> _WORK REQUIRED_:
Please print each of the entries below exactly.

★ ★ ★ ★

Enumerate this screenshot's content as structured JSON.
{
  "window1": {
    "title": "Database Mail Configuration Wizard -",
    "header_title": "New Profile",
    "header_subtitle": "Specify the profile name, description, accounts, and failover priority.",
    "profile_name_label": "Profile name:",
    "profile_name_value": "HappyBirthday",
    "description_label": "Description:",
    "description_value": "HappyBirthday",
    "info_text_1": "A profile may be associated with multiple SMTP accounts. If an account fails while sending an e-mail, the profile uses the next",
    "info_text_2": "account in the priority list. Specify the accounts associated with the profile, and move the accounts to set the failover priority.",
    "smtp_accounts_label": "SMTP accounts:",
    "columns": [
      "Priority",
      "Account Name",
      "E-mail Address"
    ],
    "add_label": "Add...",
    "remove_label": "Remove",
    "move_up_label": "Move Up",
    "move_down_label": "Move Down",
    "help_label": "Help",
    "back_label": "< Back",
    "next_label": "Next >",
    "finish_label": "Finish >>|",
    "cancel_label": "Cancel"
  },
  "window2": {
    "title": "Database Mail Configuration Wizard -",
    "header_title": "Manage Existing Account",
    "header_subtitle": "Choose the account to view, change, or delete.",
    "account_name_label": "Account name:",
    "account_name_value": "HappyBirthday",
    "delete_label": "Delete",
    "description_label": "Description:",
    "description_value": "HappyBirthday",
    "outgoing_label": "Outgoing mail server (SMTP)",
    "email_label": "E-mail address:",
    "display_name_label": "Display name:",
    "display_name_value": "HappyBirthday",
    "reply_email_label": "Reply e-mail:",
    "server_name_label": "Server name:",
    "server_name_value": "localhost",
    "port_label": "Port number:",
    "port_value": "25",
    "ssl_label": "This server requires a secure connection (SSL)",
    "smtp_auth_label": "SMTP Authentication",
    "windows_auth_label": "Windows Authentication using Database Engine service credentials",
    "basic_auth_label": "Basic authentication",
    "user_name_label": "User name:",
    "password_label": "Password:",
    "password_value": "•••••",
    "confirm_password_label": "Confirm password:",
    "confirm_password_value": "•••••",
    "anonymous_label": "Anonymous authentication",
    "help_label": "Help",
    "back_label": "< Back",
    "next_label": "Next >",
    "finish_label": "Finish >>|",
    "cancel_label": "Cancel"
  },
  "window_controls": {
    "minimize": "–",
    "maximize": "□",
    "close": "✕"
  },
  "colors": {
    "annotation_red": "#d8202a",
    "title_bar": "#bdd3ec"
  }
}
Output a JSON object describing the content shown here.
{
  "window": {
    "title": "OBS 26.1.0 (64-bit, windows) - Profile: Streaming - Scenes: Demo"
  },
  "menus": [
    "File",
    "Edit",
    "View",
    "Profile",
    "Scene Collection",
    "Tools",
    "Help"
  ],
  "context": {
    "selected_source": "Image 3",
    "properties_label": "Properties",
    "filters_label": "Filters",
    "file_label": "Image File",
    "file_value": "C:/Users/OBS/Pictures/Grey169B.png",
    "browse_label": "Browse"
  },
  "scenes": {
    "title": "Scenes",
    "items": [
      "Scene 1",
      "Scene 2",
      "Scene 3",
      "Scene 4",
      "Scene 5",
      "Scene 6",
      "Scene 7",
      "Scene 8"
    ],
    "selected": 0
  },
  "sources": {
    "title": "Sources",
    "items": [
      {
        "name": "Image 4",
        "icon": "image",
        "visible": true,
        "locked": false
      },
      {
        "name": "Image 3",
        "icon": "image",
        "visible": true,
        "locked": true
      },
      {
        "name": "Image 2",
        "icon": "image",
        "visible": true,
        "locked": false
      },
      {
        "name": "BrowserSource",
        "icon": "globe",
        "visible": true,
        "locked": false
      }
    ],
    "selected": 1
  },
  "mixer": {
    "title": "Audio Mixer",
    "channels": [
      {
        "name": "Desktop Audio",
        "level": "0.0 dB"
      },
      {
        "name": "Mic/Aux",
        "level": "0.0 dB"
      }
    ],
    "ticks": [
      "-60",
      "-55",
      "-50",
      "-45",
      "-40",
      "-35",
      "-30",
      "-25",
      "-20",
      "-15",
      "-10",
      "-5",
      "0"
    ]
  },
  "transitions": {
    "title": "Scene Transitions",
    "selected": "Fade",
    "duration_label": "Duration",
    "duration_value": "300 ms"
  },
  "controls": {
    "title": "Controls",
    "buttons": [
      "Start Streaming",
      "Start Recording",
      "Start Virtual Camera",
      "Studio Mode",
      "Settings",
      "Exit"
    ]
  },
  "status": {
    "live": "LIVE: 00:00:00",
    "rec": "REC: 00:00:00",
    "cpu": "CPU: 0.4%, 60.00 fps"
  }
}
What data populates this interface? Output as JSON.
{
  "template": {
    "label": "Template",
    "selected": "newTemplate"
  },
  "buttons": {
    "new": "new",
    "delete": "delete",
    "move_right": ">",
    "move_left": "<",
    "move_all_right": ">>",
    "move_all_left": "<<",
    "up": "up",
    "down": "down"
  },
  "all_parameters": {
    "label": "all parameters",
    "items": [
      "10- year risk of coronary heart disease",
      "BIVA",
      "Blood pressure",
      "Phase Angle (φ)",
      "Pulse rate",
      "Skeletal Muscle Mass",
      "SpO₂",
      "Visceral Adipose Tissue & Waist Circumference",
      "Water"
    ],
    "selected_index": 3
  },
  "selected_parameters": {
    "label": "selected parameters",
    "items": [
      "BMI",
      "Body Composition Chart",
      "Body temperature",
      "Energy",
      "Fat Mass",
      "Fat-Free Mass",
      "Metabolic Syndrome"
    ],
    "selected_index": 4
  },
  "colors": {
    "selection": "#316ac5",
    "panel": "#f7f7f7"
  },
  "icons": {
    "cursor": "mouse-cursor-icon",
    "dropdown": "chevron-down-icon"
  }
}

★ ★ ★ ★

> _RESULT FOR THIS TASK_:
Enumerate this screenshot's content as structured JSON.
{
  "window1": {
    "title": "Database Mail Configuration Wizard -",
    "header_title": "New Profile",
    "header_subtitle": "Specify the profile name, description, accounts, and failover priority.",
    "profile_name_label": "Profile name:",
    "profile_name_value": "HappyBirthday",
    "description_label": "Description:",
    "description_value": "HappyBirthday",
    "info_text_1": "A profile may be associated with multiple SMTP accounts. If an account fails while sending an e-mail, the profile uses the next",
    "info_text_2": "account in the priority list. Specify the accounts associated with the profile, and move the accounts to set the failover priority.",
    "smtp_accounts_label": "SMTP accounts:",
    "columns": [
      "Priority",
      "Account Name",
      "E-mail Address"
    ],
    "add_label": "Add...",
    "remove_label": "Remove",
    "move_up_label": "Move Up",
    "move_down_label": "Move Down",
    "help_label": "Help",
    "back_label": "< Back",
    "next_label": "Next >",
    "finish_label": "Finish >>|",
    "cancel_label": "Cancel"
  },
  "window2": {
    "title": "Database Mail Configuration Wizard -",
    "header_title": "Manage Existing Account",
    "header_subtitle": "Choose the account to view, change, or delete.",
    "account_name_label": "Account name:",
    "account_name_value": "HappyBirthday",
    "delete_label": "Delete",
    "description_label": "Description:",
    "description_value": "HappyBirthday",
    "outgoing_label": "Outgoing mail server (SMTP)",
    "email_label": "E-mail address:",
    "display_name_label": "Display name:",
    "display_name_value": "HappyBirthday",
    "reply_email_label": "Reply e-mail:",
    "server_name_label": "Server name:",
    "server_name_value": "localhost",
    "port_label": "Port number:",
    "port_value": "25",
    "ssl_label": "This server requires a secure connection (SSL)",
    "smtp_auth_label": "SMTP Authentication",
    "windows_auth_label": "Windows Authentication using Database Engine service credentials",
    "basic_auth_label": "Basic authentication",
    "user_name_label": "User name:",
    "password_label": "Password:",
    "password_value": "•••••",
    "confirm_password_label": "Confirm password:",
    "confirm_password_value": "•••••",
    "anonymous_label": "Anonymous authentication",
    "help_label": "Help",
    "back_label": "< Back",
    "next_label": "Next >",
    "finish_label": "Finish >>|",
    "cancel_label": "Cancel"
  },
  "window_controls": {
    "minimize": "–",
    "maximize": "□",
    "close": "✕"
  },
  "colors": {
    "annotation_red": "#d8202a",
    "title_bar": "#bdd3ec"
  }
}
Output a JSON object describing the content shown here.
{
  "window": {
    "title": "OBS 26.1.0 (64-bit, windows) - Profile: Streaming - Scenes: Demo"
  },
  "menus": [
    "File",
    "Edit",
    "View",
    "Profile",
    "Scene Collection",
    "Tools",
    "Help"
  ],
  "context": {
    "selected_source": "Image 3",
    "properties_label": "Properties",
    "filters_label": "Filters",
    "file_label": "Image File",
    "file_value": "C:/Users/OBS/Pictures/Grey169B.png",
    "browse_label": "Browse"
  },
  "scenes": {
    "title": "Scenes",
    "items": [
      "Scene 1",
      "Scene 2",
      "Scene 3",
      "Scene 4",
      "Scene 5",
      "Scene 6",
      "Scene 7",
      "Scene 8"
    ],
    "selected": 0
  },
  "sources": {
    "title": "Sources",
    "items": [
      {
        "name": "Image 4",
        "icon": "image",
        "visible": true,
        "locked": false
      },
      {
        "name": "Image 3",
        "icon": "image",
        "visible": true,
        "locked": true
      },
      {
        "name": "Image 2",
        "icon": "image",
        "visible": true,
        "locked": false
      },
      {
        "name": "BrowserSource",
        "icon": "globe",
        "visible": true,
        "locked": false
      }
    ],
    "selected": 1
  },
  "mixer": {
    "title": "Audio Mixer",
    "channels": [
      {
        "name": "Desktop Audio",
        "level": "0.0 dB"
      },
      {
        "name": "Mic/Aux",
        "level": "0.0 dB"
      }
    ],
    "ticks": [
      "-60",
      "-55",
      "-50",
      "-45",
      "-40",
      "-35",
      "-30",
      "-25",
      "-20",
      "-15",
      "-10",
      "-5",
      "0"
    ]
  },
  "transitions": {
    "title": "Scene Transitions",
    "selected": "Fade",
    "duration_label": "Duration",
    "duration_value": "300 ms"
  },
  "controls": {
    "title": "Controls",
    "buttons": [
      "Start Streaming",
      "Start Recording",
      "Start Virtual Camera",
      "Studio Mode",
      "Settings",
      "Exit"
    ]
  },
  "status": {
    "live": "LIVE: 00:00:00",
    "rec": "REC: 00:00:00",
    "cpu": "CPU: 0.4%, 60.00 fps"
  }
}
What data populates this interface? Output as JSON.
{
  "template": {
    "label": "Template",
    "selected": "newTemplate"
  },
  "buttons": {
    "new": "new",
    "delete": "delete",
    "move_right": ">",
    "move_left": "<",
    "move_all_right": ">>",
    "move_all_left": "<<",
    "up": "up",
    "down": "down"
  },
  "all_parameters": {
    "label": "all parameters",
    "items": [
      "10- year risk of coronary heart disease",
      "BIVA",
      "Blood pressure",
      "Phase Angle (φ)",
      "Pulse rate",
      "Skeletal Muscle Mass",
      "SpO₂",
      "Visceral Adipose Tissue & Waist Circumference",
      "Water"
    ],
    "selected_index": 3
  },
  "selected_parameters": {
    "label": "selected parameters",
    "items": [
      "BMI",
      "Body Composition Chart",
      "Body temperature",
      "Energy",
      "Fat Mass",
      "Fat-Free Mass",
      "Metabolic Syndrome"
    ],
    "selected_index": 4
  },
  "colors": {
    "selection": "#316ac5",
    "panel": "#f7f7f7"
  },
  "icons": {
    "cursor": "mouse-cursor-icon",
    "dropdown": "chevron-down-icon"
  }
}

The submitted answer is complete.